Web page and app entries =
#####

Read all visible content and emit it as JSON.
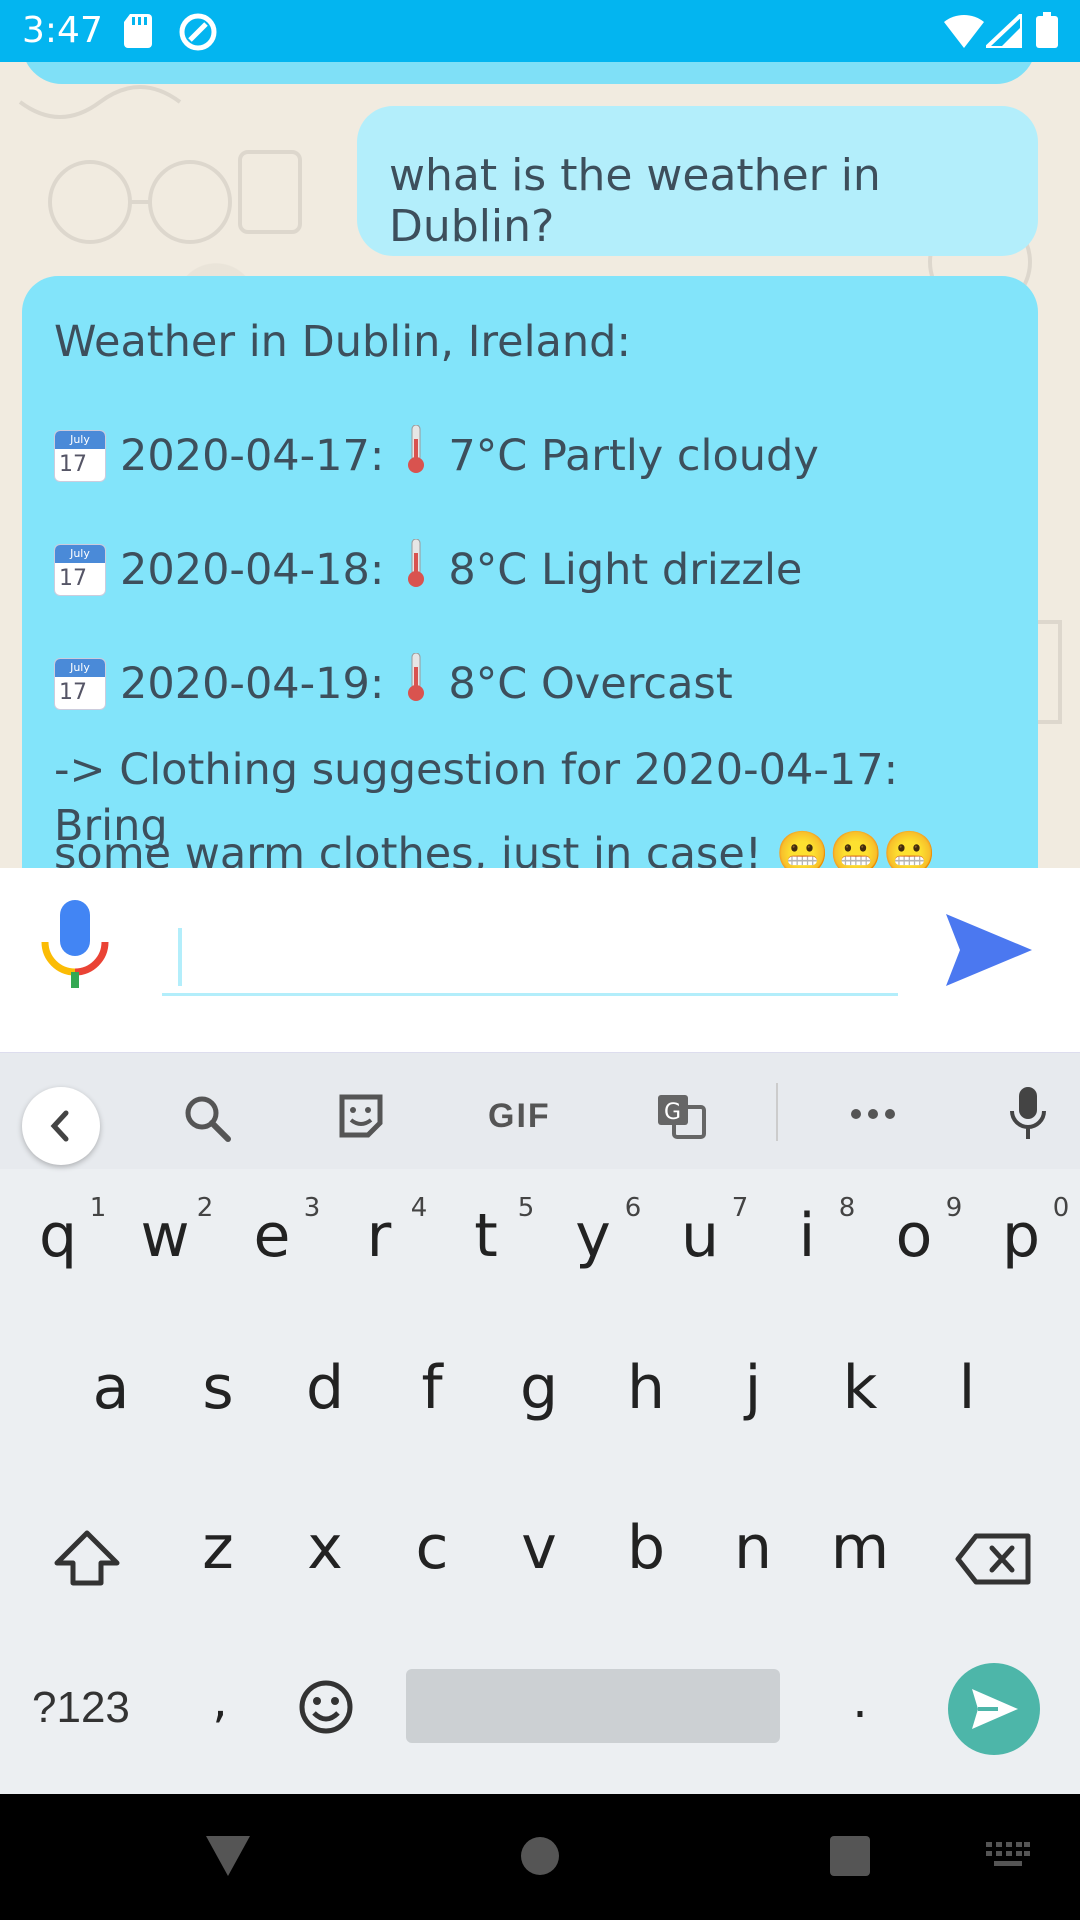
{
  "status_bar": {
    "time": "3:47",
    "accent": "#03b5f0"
  },
  "chat": {
    "user_message": "what is the weather in Dublin?",
    "bot_message": {
      "title": "Weather in Dublin, Ireland:",
      "calendar_month": "July",
      "calendar_day": "17",
      "forecast": [
        {
          "date": "2020-04-17:",
          "detail": "7°C Partly cloudy"
        },
        {
          "date": "2020-04-18:",
          "detail": "8°C Light drizzle"
        },
        {
          "date": "2020-04-19:",
          "detail": "8°C Overcast"
        }
      ],
      "suggestion_line1": "-> Clothing suggestion for 2020-04-17: Bring",
      "suggestion_line2": "some warm clothes, just in case! 😬😬😬"
    },
    "colors": {
      "user_bubble": "#b3eefb",
      "bot_bubble": "#82e4fa"
    }
  },
  "input": {
    "value": "",
    "placeholder": ""
  },
  "keyboard": {
    "toolbar": {
      "gif_label": "GIF"
    },
    "row1": [
      "q",
      "w",
      "e",
      "r",
      "t",
      "y",
      "u",
      "i",
      "o",
      "p"
    ],
    "row1_hints": [
      "1",
      "2",
      "3",
      "4",
      "5",
      "6",
      "7",
      "8",
      "9",
      "0"
    ],
    "row2": [
      "a",
      "s",
      "d",
      "f",
      "g",
      "h",
      "j",
      "k",
      "l"
    ],
    "row3": [
      "z",
      "x",
      "c",
      "v",
      "b",
      "n",
      "m"
    ],
    "symbols_label": "?123",
    "comma": ",",
    "period": ".",
    "enter_color": "#4db6a9"
  }
}
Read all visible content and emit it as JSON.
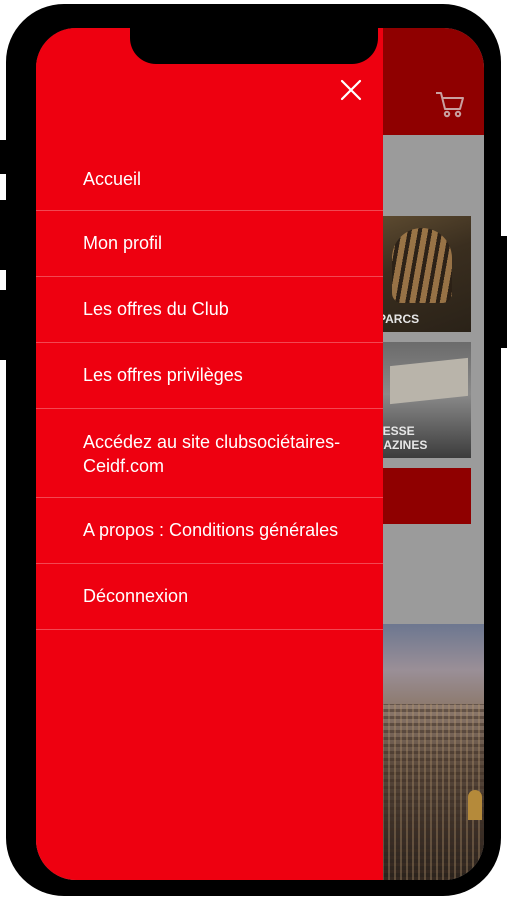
{
  "drawer": {
    "close_label": "×",
    "items": [
      {
        "label": "Accueil"
      },
      {
        "label": "Mon profil"
      },
      {
        "label": "Les offres du Club"
      },
      {
        "label": "Les offres privilèges"
      },
      {
        "label": "Accédez au site clubsociétaires-Ceidf.com"
      },
      {
        "label": "A propos : Conditions générales"
      },
      {
        "label": "Déconnexion"
      }
    ]
  },
  "background": {
    "tile1_label": "PARCS",
    "tile2_label_line1": "RESSE",
    "tile2_label_line2": "GAZINES",
    "cart_icon": "cart-icon"
  },
  "colors": {
    "drawer": "#ee0010",
    "header_dimmed": "#8f0000",
    "text": "#ffffff"
  }
}
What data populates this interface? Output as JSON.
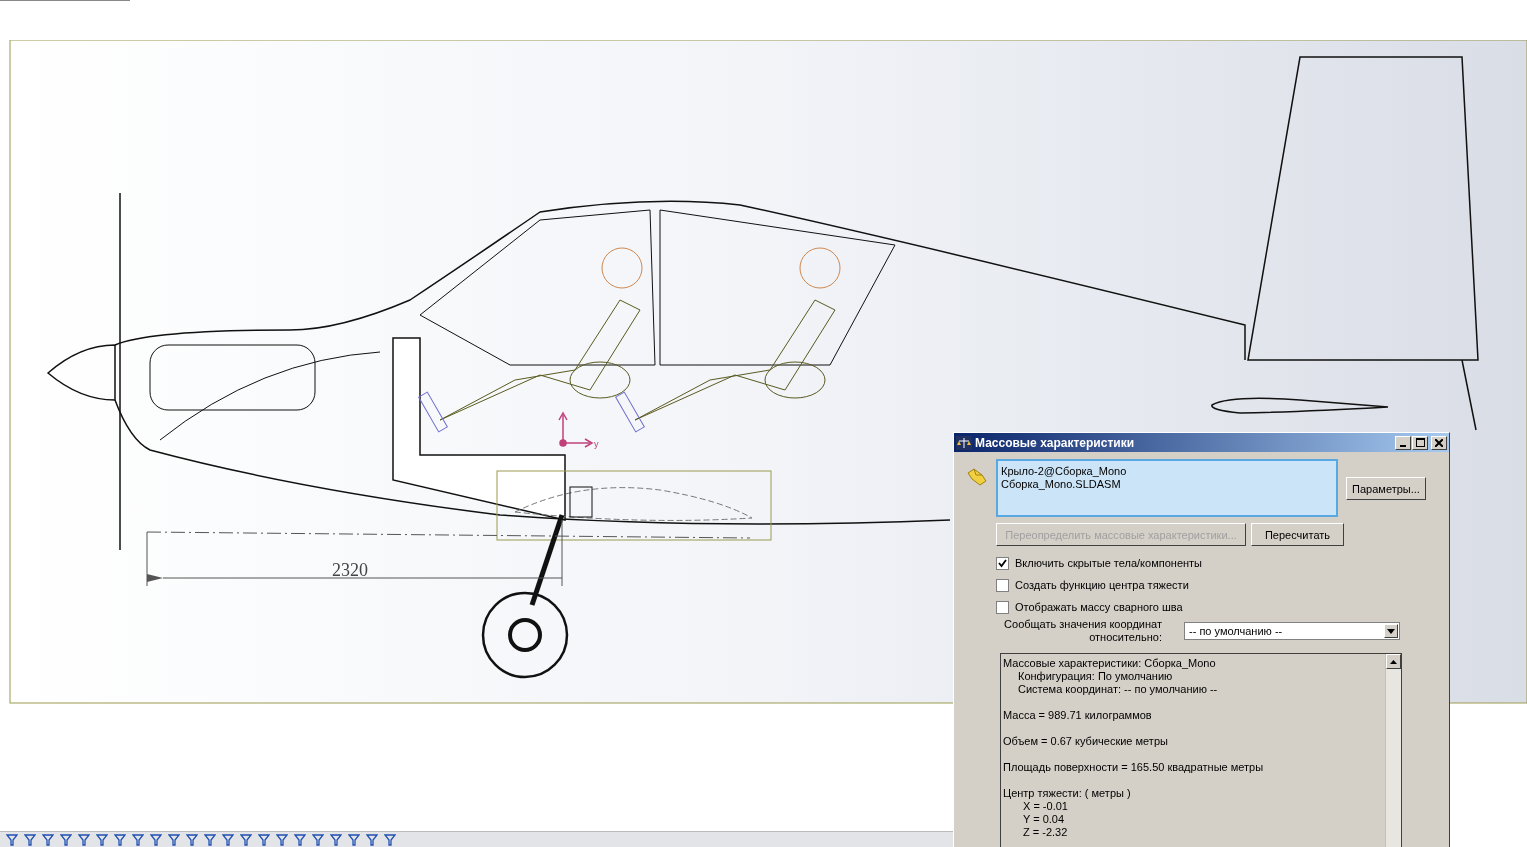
{
  "viewport": {
    "dimension_label": "2320",
    "axis_label": "y"
  },
  "dialog": {
    "title": "Массовые характеристики",
    "selection": [
      "Крыло-2@Сборка_Mono",
      "Сборка_Mono.SLDASM"
    ],
    "options_button": {
      "label": "Параметры...",
      "disabled": false
    },
    "actions": [
      {
        "label": "Переопределить массовые характеристики...",
        "disabled": true
      },
      {
        "label": "Пересчитать",
        "disabled": false
      }
    ],
    "checkboxes": [
      {
        "label": "Включить скрытые тела/компоненты",
        "checked": true
      },
      {
        "label": "Создать функцию центра тяжести",
        "checked": false
      },
      {
        "label": "Отображать массу сварного шва",
        "checked": false
      }
    ],
    "coordinate_label": "Сообщать значения координат\nотносительно:",
    "coordinate_select": {
      "value": "-- по умолчанию --"
    },
    "report": [
      {
        "text": "Массовые характеристики: Сборка_Mono",
        "children": [
          {
            "text": "Конфигурация: По умолчанию"
          },
          {
            "text": "Система координат: -- по умолчанию --"
          }
        ]
      },
      {
        "text": "Масса = 989.71 килограммов"
      },
      {
        "text": "Объем = 0.67 кубические метры"
      },
      {
        "text": "Площадь поверхности = 165.50 квадратные метры"
      },
      {
        "text": "Центр тяжести: ( метры )",
        "children": [
          {
            "text": "X = -0.01"
          },
          {
            "text": "Y = 0.04"
          },
          {
            "text": "Z = -2.32"
          }
        ]
      }
    ]
  }
}
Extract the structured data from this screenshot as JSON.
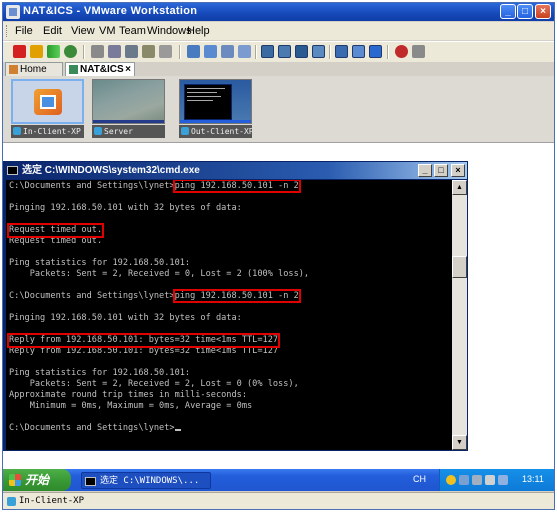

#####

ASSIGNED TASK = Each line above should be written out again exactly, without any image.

WRITTEN SOLUTION =
Read all visible content and emit it as JSON.
{
  "status_bar": {
    "time": "3:47",
    "accent": "#03b5f0"
  },
  "chat": {
    "user_message": "what is the weather in Dublin?",
    "bot_message": {
      "title": "Weather in Dublin, Ireland:",
      "calendar_month": "July",
      "calendar_day": "17",
      "forecast": [
        {
          "date": "2020-04-17:",
          "detail": "7°C Partly cloudy"
        },
        {
          "date": "2020-04-18:",
          "detail": "8°C Light drizzle"
        },
        {
          "date": "2020-04-19:",
          "detail": "8°C Overcast"
        }
      ],
      "suggestion_line1": "-> Clothing suggestion for 2020-04-17: Bring",
      "suggestion_line2": "some warm clothes, just in case! 😬😬😬"
    },
    "colors": {
      "user_bubble": "#b3eefb",
      "bot_bubble": "#82e4fa"
    }
  },
  "input": {
    "value": "",
    "placeholder": ""
  },
  "keyboard": {
    "toolbar": {
      "gif_label": "GIF"
    },
    "row1": [
      "q",
      "w",
      "e",
      "r",
      "t",
      "y",
      "u",
      "i",
      "o",
      "p"
    ],
    "row1_hints": [
      "1",
      "2",
      "3",
      "4",
      "5",
      "6",
      "7",
      "8",
      "9",
      "0"
    ],
    "row2": [
      "a",
      "s",
      "d",
      "f",
      "g",
      "h",
      "j",
      "k",
      "l"
    ],
    "row3": [
      "z",
      "x",
      "c",
      "v",
      "b",
      "n",
      "m"
    ],
    "symbols_label": "?123",
    "comma": ",",
    "period": ".",
    "enter_color": "#4db6a9"
  }
}
Read all visible content and emit it as JSON.
{
  "drawer": {
    "close_label": "×",
    "items": [
      {
        "label": "Accueil"
      },
      {
        "label": "Mon profil"
      },
      {
        "label": "Les offres du Club"
      },
      {
        "label": "Les offres privilèges"
      },
      {
        "label": "Accédez au site clubsociétaires-Ceidf.com"
      },
      {
        "label": "A propos : Conditions générales"
      },
      {
        "label": "Déconnexion"
      }
    ]
  },
  "background": {
    "tile1_label": "PARCS",
    "tile2_label_line1": "RESSE",
    "tile2_label_line2": "GAZINES",
    "cart_icon": "cart-icon"
  },
  "colors": {
    "drawer": "#ee0010",
    "header_dimmed": "#8f0000",
    "text": "#ffffff"
  }
}
What data populates this interface? Output as JSON.
{
  "viewport": {
    "dimension_label": "2320",
    "axis_label": "y"
  },
  "dialog": {
    "title": "Массовые характеристики",
    "selection": [
      "Крыло-2@Сборка_Mono",
      "Сборка_Mono.SLDASM"
    ],
    "options_button": {
      "label": "Параметры...",
      "disabled": false
    },
    "actions": [
      {
        "label": "Переопределить массовые характеристики...",
        "disabled": true
      },
      {
        "label": "Пересчитать",
        "disabled": false
      }
    ],
    "checkboxes": [
      {
        "label": "Включить скрытые тела/компоненты",
        "checked": true
      },
      {
        "label": "Создать функцию центра тяжести",
        "checked": false
      },
      {
        "label": "Отображать массу сварного шва",
        "checked": false
      }
    ],
    "coordinate_label": "Сообщать значения координат\nотносительно:",
    "coordinate_select": {
      "value": "-- по умолчанию --"
    },
    "report": [
      {
        "text": "Массовые характеристики: Сборка_Mono",
        "children": [
          {
            "text": "Конфигурация: По умолчанию"
          },
          {
            "text": "Система координат: -- по умолчанию --"
          }
        ]
      },
      {
        "text": "Масса = 989.71 килограммов"
      },
      {
        "text": "Объем = 0.67 кубические метры"
      },
      {
        "text": "Площадь поверхности = 165.50 квадратные метры"
      },
      {
        "text": "Центр тяжести: ( метры )",
        "children": [
          {
            "text": "X = -0.01"
          },
          {
            "text": "Y = 0.04"
          },
          {
            "text": "Z = -2.32"
          }
        ]
      }
    ]
  }
}
Extract the structured data from this screenshot as JSON.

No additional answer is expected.